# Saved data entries
________________

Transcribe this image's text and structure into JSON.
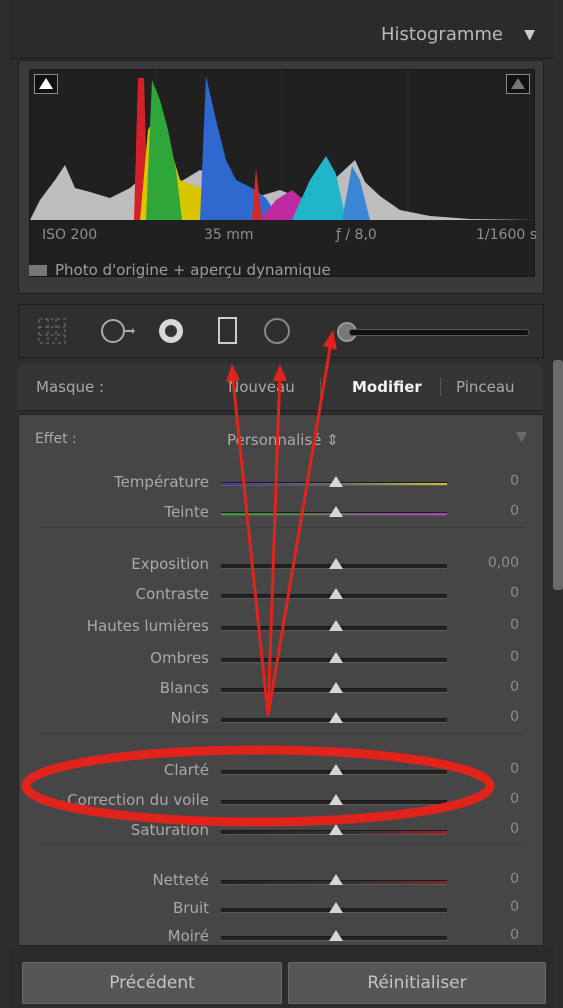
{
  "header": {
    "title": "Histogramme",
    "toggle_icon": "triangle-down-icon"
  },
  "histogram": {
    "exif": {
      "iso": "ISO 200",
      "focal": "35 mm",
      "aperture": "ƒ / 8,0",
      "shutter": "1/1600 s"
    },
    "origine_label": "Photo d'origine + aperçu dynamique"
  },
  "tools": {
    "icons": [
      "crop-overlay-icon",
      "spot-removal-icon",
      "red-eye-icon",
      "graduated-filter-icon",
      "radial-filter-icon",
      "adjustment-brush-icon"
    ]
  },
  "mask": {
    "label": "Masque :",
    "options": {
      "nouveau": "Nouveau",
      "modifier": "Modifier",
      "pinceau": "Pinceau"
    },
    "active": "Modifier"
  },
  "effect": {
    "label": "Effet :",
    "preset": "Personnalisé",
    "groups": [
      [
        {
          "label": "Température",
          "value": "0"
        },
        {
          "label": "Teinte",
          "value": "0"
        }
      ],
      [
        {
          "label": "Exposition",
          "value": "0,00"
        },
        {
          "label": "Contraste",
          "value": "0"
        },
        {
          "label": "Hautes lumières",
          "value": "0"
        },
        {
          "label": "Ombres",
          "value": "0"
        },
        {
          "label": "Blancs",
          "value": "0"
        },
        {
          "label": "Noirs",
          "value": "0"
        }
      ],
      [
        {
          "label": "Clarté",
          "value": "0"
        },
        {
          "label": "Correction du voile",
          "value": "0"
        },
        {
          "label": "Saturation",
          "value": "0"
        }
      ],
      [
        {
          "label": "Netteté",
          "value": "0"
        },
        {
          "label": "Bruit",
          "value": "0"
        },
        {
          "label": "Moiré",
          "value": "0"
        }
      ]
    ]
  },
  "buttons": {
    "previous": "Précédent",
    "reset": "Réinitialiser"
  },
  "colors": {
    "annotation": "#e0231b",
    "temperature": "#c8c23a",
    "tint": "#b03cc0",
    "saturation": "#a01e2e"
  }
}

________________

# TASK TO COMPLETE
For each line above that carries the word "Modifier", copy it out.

# TASK SOLUTION
      "modifier": "Modifier",
    "active": "Modifier"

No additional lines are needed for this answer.